Task input Start Marker

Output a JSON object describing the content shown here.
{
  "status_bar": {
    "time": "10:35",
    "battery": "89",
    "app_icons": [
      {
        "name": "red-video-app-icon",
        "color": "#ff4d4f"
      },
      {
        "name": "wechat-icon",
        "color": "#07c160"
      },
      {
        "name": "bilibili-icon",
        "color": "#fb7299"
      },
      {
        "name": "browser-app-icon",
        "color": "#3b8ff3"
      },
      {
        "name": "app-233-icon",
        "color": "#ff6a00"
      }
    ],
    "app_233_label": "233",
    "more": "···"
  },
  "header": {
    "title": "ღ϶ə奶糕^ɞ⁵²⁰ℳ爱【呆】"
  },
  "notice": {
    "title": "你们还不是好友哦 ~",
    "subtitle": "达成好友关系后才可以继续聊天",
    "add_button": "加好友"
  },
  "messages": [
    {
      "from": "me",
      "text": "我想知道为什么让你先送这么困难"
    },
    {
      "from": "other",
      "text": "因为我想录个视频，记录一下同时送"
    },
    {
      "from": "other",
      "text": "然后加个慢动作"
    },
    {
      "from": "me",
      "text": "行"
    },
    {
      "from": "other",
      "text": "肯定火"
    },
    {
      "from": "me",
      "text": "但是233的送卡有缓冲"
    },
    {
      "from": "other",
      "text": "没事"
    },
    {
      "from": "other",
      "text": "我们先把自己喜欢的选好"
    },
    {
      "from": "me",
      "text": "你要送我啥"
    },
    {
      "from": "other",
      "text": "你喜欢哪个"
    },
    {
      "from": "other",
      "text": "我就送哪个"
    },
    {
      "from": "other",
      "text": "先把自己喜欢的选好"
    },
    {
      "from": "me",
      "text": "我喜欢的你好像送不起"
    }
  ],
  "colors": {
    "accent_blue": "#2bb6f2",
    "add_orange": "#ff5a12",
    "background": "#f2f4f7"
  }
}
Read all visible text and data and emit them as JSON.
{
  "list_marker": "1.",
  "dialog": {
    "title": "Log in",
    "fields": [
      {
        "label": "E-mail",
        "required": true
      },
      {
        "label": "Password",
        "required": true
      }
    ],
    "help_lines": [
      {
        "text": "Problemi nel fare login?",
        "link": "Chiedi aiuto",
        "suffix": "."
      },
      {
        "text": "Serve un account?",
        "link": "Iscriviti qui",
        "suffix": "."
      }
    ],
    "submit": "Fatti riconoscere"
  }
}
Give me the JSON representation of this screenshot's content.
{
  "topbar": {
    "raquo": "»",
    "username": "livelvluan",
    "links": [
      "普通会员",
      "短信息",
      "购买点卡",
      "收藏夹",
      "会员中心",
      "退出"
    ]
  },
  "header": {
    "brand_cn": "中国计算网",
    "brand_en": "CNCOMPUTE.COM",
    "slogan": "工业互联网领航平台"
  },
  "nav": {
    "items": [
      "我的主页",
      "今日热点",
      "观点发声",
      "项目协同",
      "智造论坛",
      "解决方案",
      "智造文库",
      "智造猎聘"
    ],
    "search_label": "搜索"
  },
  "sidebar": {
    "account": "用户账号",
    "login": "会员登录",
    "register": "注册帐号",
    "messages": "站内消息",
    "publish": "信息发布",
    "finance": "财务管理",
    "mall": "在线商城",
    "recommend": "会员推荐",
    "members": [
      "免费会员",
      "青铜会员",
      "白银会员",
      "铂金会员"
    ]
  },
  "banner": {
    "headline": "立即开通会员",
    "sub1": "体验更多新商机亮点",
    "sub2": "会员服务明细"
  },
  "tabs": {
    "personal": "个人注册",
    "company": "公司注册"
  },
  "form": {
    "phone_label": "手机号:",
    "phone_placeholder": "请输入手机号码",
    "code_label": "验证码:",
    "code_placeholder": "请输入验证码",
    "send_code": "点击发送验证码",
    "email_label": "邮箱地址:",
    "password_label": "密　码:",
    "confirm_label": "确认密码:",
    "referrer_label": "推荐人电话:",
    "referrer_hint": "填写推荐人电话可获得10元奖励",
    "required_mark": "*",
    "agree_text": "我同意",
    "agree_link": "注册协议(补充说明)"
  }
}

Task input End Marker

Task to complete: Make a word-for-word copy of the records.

Solution to the exercise:
Output a JSON object describing the content shown here.
{
  "status_bar": {
    "time": "10:35",
    "battery": "89",
    "app_icons": [
      {
        "name": "red-video-app-icon",
        "color": "#ff4d4f"
      },
      {
        "name": "wechat-icon",
        "color": "#07c160"
      },
      {
        "name": "bilibili-icon",
        "color": "#fb7299"
      },
      {
        "name": "browser-app-icon",
        "color": "#3b8ff3"
      },
      {
        "name": "app-233-icon",
        "color": "#ff6a00"
      }
    ],
    "app_233_label": "233",
    "more": "···"
  },
  "header": {
    "title": "ღ϶ə奶糕^ɞ⁵²⁰ℳ爱【呆】"
  },
  "notice": {
    "title": "你们还不是好友哦 ~",
    "subtitle": "达成好友关系后才可以继续聊天",
    "add_button": "加好友"
  },
  "messages": [
    {
      "from": "me",
      "text": "我想知道为什么让你先送这么困难"
    },
    {
      "from": "other",
      "text": "因为我想录个视频，记录一下同时送"
    },
    {
      "from": "other",
      "text": "然后加个慢动作"
    },
    {
      "from": "me",
      "text": "行"
    },
    {
      "from": "other",
      "text": "肯定火"
    },
    {
      "from": "me",
      "text": "但是233的送卡有缓冲"
    },
    {
      "from": "other",
      "text": "没事"
    },
    {
      "from": "other",
      "text": "我们先把自己喜欢的选好"
    },
    {
      "from": "me",
      "text": "你要送我啥"
    },
    {
      "from": "other",
      "text": "你喜欢哪个"
    },
    {
      "from": "other",
      "text": "我就送哪个"
    },
    {
      "from": "other",
      "text": "先把自己喜欢的选好"
    },
    {
      "from": "me",
      "text": "我喜欢的你好像送不起"
    }
  ],
  "colors": {
    "accent_blue": "#2bb6f2",
    "add_orange": "#ff5a12",
    "background": "#f2f4f7"
  }
}
Read all visible text and data and emit them as JSON.
{
  "list_marker": "1.",
  "dialog": {
    "title": "Log in",
    "fields": [
      {
        "label": "E-mail",
        "required": true
      },
      {
        "label": "Password",
        "required": true
      }
    ],
    "help_lines": [
      {
        "text": "Problemi nel fare login?",
        "link": "Chiedi aiuto",
        "suffix": "."
      },
      {
        "text": "Serve un account?",
        "link": "Iscriviti qui",
        "suffix": "."
      }
    ],
    "submit": "Fatti riconoscere"
  }
}
Give me the JSON representation of this screenshot's content.
{
  "topbar": {
    "raquo": "»",
    "username": "livelvluan",
    "links": [
      "普通会员",
      "短信息",
      "购买点卡",
      "收藏夹",
      "会员中心",
      "退出"
    ]
  },
  "header": {
    "brand_cn": "中国计算网",
    "brand_en": "CNCOMPUTE.COM",
    "slogan": "工业互联网领航平台"
  },
  "nav": {
    "items": [
      "我的主页",
      "今日热点",
      "观点发声",
      "项目协同",
      "智造论坛",
      "解决方案",
      "智造文库",
      "智造猎聘"
    ],
    "search_label": "搜索"
  },
  "sidebar": {
    "account": "用户账号",
    "login": "会员登录",
    "register": "注册帐号",
    "messages": "站内消息",
    "publish": "信息发布",
    "finance": "财务管理",
    "mall": "在线商城",
    "recommend": "会员推荐",
    "members": [
      "免费会员",
      "青铜会员",
      "白银会员",
      "铂金会员"
    ]
  },
  "banner": {
    "headline": "立即开通会员",
    "sub1": "体验更多新商机亮点",
    "sub2": "会员服务明细"
  },
  "tabs": {
    "personal": "个人注册",
    "company": "公司注册"
  },
  "form": {
    "phone_label": "手机号:",
    "phone_placeholder": "请输入手机号码",
    "code_label": "验证码:",
    "code_placeholder": "请输入验证码",
    "send_code": "点击发送验证码",
    "email_label": "邮箱地址:",
    "password_label": "密　码:",
    "confirm_label": "确认密码:",
    "referrer_label": "推荐人电话:",
    "referrer_hint": "填写推荐人电话可获得10元奖励",
    "required_mark": "*",
    "agree_text": "我同意",
    "agree_link": "注册协议(补充说明)"
  }
}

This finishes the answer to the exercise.